Millennials and Home Ownership

TAGS: HomebuyingLifestyle
Millennials and Home Ownership
Article Excerpt

More millennials buy homes than you may think. How are they doing it? What are the setbacks?

First off, who is considered a millennial? According to Pew Research, millennials are considered those born between 1981 and 1996. So, they’re between 24 and 40 years old in 2021. They’re probably older than you thought!

The typical narrative for millennial finances is usually negative: apparently, they’re lagging behind their parents (and reasons for this vary). But what do the statistics say?

How many millennials own homes?

About a third of millennials own homes according to the US Census Bureau. It’s true that they lag behind their parents overall. The previous generation owned homes at a 9% higher rate when they were between ages 25 to 34.

Even more interesting is how much millennials will spend on rent before buying their first home. One report from Zillow Group estimates that they’ll spend $202,000 before investing in themselves by owning their own place. Their parents (the baby boomer generation) only spent $148,900 before owning their first home - and that’s adjusted for inflation.

Millennial homebuying remorse?

Unfortunately, almost two-thirds of millennial homeowners now regret their purchase. The biggest reason? “Maintenance and other costs are more expensive than expected." Other reasons include “mortgage payment is too high,” “didn’t get the best mortgage rate,” and “don’t think it’s a good investment.

» READ MORE: The Basic Equation to Determine if Buying a Home is Better than Renting

The millennial generation expresses regrets about their decision to purchase homes more so than any other generation. Why is the breakdown occurring? We think part of it lies in a lack of homebuying education.

Online-only lenders like Rocket Mortgage provide a digital-first mortgage experience for a demographic that has been immersed in technology since early childhood. The “Push Button. Get Mortgage.” slogan sounds like a vending machine. But a well-educated homebuyer knows there’s more to the equation.

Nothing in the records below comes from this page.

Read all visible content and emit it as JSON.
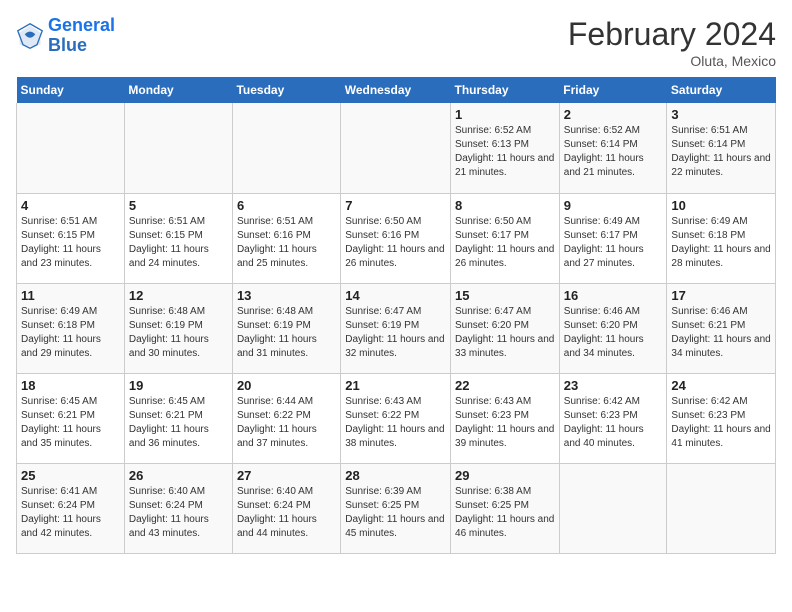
{
  "header": {
    "logo_line1": "General",
    "logo_line2": "Blue",
    "month_title": "February 2024",
    "location": "Oluta, Mexico"
  },
  "days_of_week": [
    "Sunday",
    "Monday",
    "Tuesday",
    "Wednesday",
    "Thursday",
    "Friday",
    "Saturday"
  ],
  "weeks": [
    [
      {
        "day": "",
        "info": ""
      },
      {
        "day": "",
        "info": ""
      },
      {
        "day": "",
        "info": ""
      },
      {
        "day": "",
        "info": ""
      },
      {
        "day": "1",
        "info": "Sunrise: 6:52 AM\nSunset: 6:13 PM\nDaylight: 11 hours and 21 minutes."
      },
      {
        "day": "2",
        "info": "Sunrise: 6:52 AM\nSunset: 6:14 PM\nDaylight: 11 hours and 21 minutes."
      },
      {
        "day": "3",
        "info": "Sunrise: 6:51 AM\nSunset: 6:14 PM\nDaylight: 11 hours and 22 minutes."
      }
    ],
    [
      {
        "day": "4",
        "info": "Sunrise: 6:51 AM\nSunset: 6:15 PM\nDaylight: 11 hours and 23 minutes."
      },
      {
        "day": "5",
        "info": "Sunrise: 6:51 AM\nSunset: 6:15 PM\nDaylight: 11 hours and 24 minutes."
      },
      {
        "day": "6",
        "info": "Sunrise: 6:51 AM\nSunset: 6:16 PM\nDaylight: 11 hours and 25 minutes."
      },
      {
        "day": "7",
        "info": "Sunrise: 6:50 AM\nSunset: 6:16 PM\nDaylight: 11 hours and 26 minutes."
      },
      {
        "day": "8",
        "info": "Sunrise: 6:50 AM\nSunset: 6:17 PM\nDaylight: 11 hours and 26 minutes."
      },
      {
        "day": "9",
        "info": "Sunrise: 6:49 AM\nSunset: 6:17 PM\nDaylight: 11 hours and 27 minutes."
      },
      {
        "day": "10",
        "info": "Sunrise: 6:49 AM\nSunset: 6:18 PM\nDaylight: 11 hours and 28 minutes."
      }
    ],
    [
      {
        "day": "11",
        "info": "Sunrise: 6:49 AM\nSunset: 6:18 PM\nDaylight: 11 hours and 29 minutes."
      },
      {
        "day": "12",
        "info": "Sunrise: 6:48 AM\nSunset: 6:19 PM\nDaylight: 11 hours and 30 minutes."
      },
      {
        "day": "13",
        "info": "Sunrise: 6:48 AM\nSunset: 6:19 PM\nDaylight: 11 hours and 31 minutes."
      },
      {
        "day": "14",
        "info": "Sunrise: 6:47 AM\nSunset: 6:19 PM\nDaylight: 11 hours and 32 minutes."
      },
      {
        "day": "15",
        "info": "Sunrise: 6:47 AM\nSunset: 6:20 PM\nDaylight: 11 hours and 33 minutes."
      },
      {
        "day": "16",
        "info": "Sunrise: 6:46 AM\nSunset: 6:20 PM\nDaylight: 11 hours and 34 minutes."
      },
      {
        "day": "17",
        "info": "Sunrise: 6:46 AM\nSunset: 6:21 PM\nDaylight: 11 hours and 34 minutes."
      }
    ],
    [
      {
        "day": "18",
        "info": "Sunrise: 6:45 AM\nSunset: 6:21 PM\nDaylight: 11 hours and 35 minutes."
      },
      {
        "day": "19",
        "info": "Sunrise: 6:45 AM\nSunset: 6:21 PM\nDaylight: 11 hours and 36 minutes."
      },
      {
        "day": "20",
        "info": "Sunrise: 6:44 AM\nSunset: 6:22 PM\nDaylight: 11 hours and 37 minutes."
      },
      {
        "day": "21",
        "info": "Sunrise: 6:43 AM\nSunset: 6:22 PM\nDaylight: 11 hours and 38 minutes."
      },
      {
        "day": "22",
        "info": "Sunrise: 6:43 AM\nSunset: 6:23 PM\nDaylight: 11 hours and 39 minutes."
      },
      {
        "day": "23",
        "info": "Sunrise: 6:42 AM\nSunset: 6:23 PM\nDaylight: 11 hours and 40 minutes."
      },
      {
        "day": "24",
        "info": "Sunrise: 6:42 AM\nSunset: 6:23 PM\nDaylight: 11 hours and 41 minutes."
      }
    ],
    [
      {
        "day": "25",
        "info": "Sunrise: 6:41 AM\nSunset: 6:24 PM\nDaylight: 11 hours and 42 minutes."
      },
      {
        "day": "26",
        "info": "Sunrise: 6:40 AM\nSunset: 6:24 PM\nDaylight: 11 hours and 43 minutes."
      },
      {
        "day": "27",
        "info": "Sunrise: 6:40 AM\nSunset: 6:24 PM\nDaylight: 11 hours and 44 minutes."
      },
      {
        "day": "28",
        "info": "Sunrise: 6:39 AM\nSunset: 6:25 PM\nDaylight: 11 hours and 45 minutes."
      },
      {
        "day": "29",
        "info": "Sunrise: 6:38 AM\nSunset: 6:25 PM\nDaylight: 11 hours and 46 minutes."
      },
      {
        "day": "",
        "info": ""
      },
      {
        "day": "",
        "info": ""
      }
    ]
  ]
}
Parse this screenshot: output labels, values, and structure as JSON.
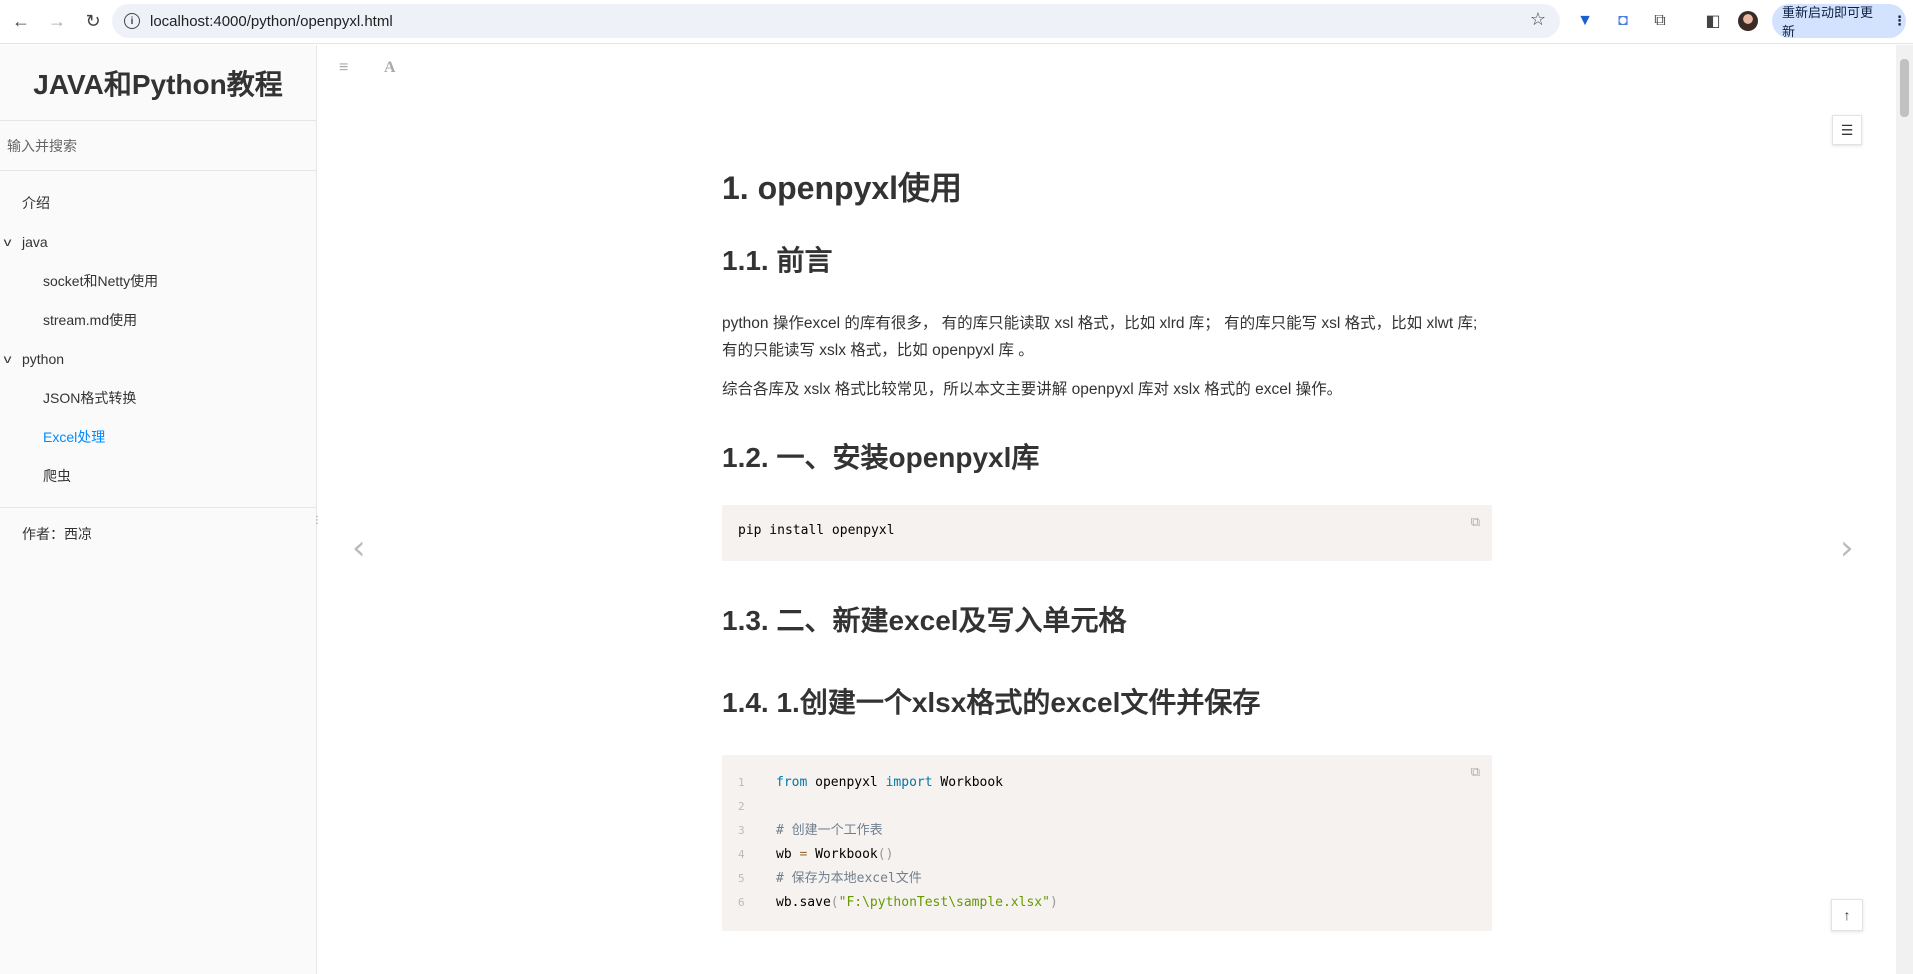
{
  "browser": {
    "url": "localhost:4000/python/openpyxl.html",
    "restart_label": "重新启动即可更新",
    "back_icon": "arrow-left",
    "forward_icon": "arrow-right",
    "reload_icon": "reload"
  },
  "sidebar": {
    "book_title": "JAVA和Python教程",
    "search_placeholder": "输入并搜索",
    "items": [
      {
        "label": "介绍"
      },
      {
        "label": "java"
      },
      {
        "label": "socket和Netty使用"
      },
      {
        "label": "stream.md使用"
      },
      {
        "label": "python"
      },
      {
        "label": "JSON格式转换"
      },
      {
        "label": "Excel处理"
      },
      {
        "label": "爬虫"
      }
    ],
    "author": "作者：西凉",
    "active_color": "#008cff"
  },
  "article": {
    "h1": "1. openpyxl使用",
    "h2_intro": "1.1. 前言",
    "p1": "python 操作excel 的库有很多， 有的库只能读取 xsl 格式，比如 xlrd 库； 有的库只能写 xsl 格式，比如 xlwt 库; 有的只能读写 xslx 格式，比如 openpyxl 库 。",
    "p2": "综合各库及 xslx 格式比较常见，所以本文主要讲解 openpyxl 库对 xslx 格式的 excel 操作。",
    "h2_install": "1.2. 一、安装openpyxl库",
    "install_cmd": "pip install openpyxl",
    "h2_new": "1.3. 二、新建excel及写入单元格",
    "h2_create": "1.4. 1.创建一个xlsx格式的excel文件并保存",
    "code": {
      "l1_from": "from",
      "l1_mod": " openpyxl ",
      "l1_import": "import",
      "l1_name": " Workbook",
      "l3": "# 创建一个工作表",
      "l4_a": "wb ",
      "l4_eq": "=",
      "l4_b": " Workbook",
      "l4_paren": "()",
      "l5": "# 保存为本地excel文件",
      "l6_a": "wb.save",
      "l6_open": "(",
      "l6_str": "\"F:\\pythonTest\\sample.xlsx\"",
      "l6_close": ")"
    },
    "line_numbers": [
      "1",
      "2",
      "3",
      "4",
      "5",
      "6"
    ]
  }
}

While getting approved and closing quickly is paramount to a great mortgage experience, so is the guidance of an experienced mortgage advisor. How much will your taxes be? What if they increase next year? How much should you realistically budget for repairs? What are your long-term financial goals, and how will buying a home compare to renting?

These kinds of questions may be going unanswered in the online-only mortgage path. It seems that millennials still need a real human component to the biggest financial decision of their lives.

How are millennials able to buy homes?

First off, the oldest millennials are already 38 years old. They’re further along in their careers than what you may think. Second, they’re taking advantage of first-time homebuyer programs.

The FHA loan still composes almost half of all first-time purchases. There’s no doubt millennials are still taking advantage of its benefits:

  • Lower credit score requirements compared to conventional mortgages
  • Low down payment requirements
  • Parents and home sellers are allowed to help with closing costs
  • Funding is available for home repairs if needed

Down payment assistance programs are also available. Some even offer non-repayable grants to homebuyers. They can be used in conjunction with FHA loans. However, the credit score requirements are often higher than the minimum for FHA, there are maximum income limits, geographical restrictions, and debt-to-income limits.

Millennials Socializing

What about Generation Z?

The people conventionally thought of as millennials are usually Gen Z’ers. They’re born from 1998 to 2016. According to new predictions by HotPads, a Zillow Group site, rent costs are going to hit them the hardest. Gen Z is expected to spend $226,000 on rent before buying a house.

However, the analysis also predicts that Gen Z won’t take as long to buy their first home. Compared to millennials that wait for twelve years before purchasing, Gen Z will shave off a year and come down to eleven.

Joshua Clark, an economist at HotPads, suggests that the job market will experience an upswing for Gen Z.

If historical trends hold, the long-term forecast right now suggests that Generation Z is likely to benefit from a stronger job market...

Joshua Clark


HotPads economist

Let the Wood Group Help

While we provide a seamless digital experience throughout your homebuying journey, we’re also here to help you one-on-one. Human help is a major advantage when you’re buying your very first home.

Get started with your free pre-approval online in just 90 seconds. Let’s see if buying a home is a worthy investment for you!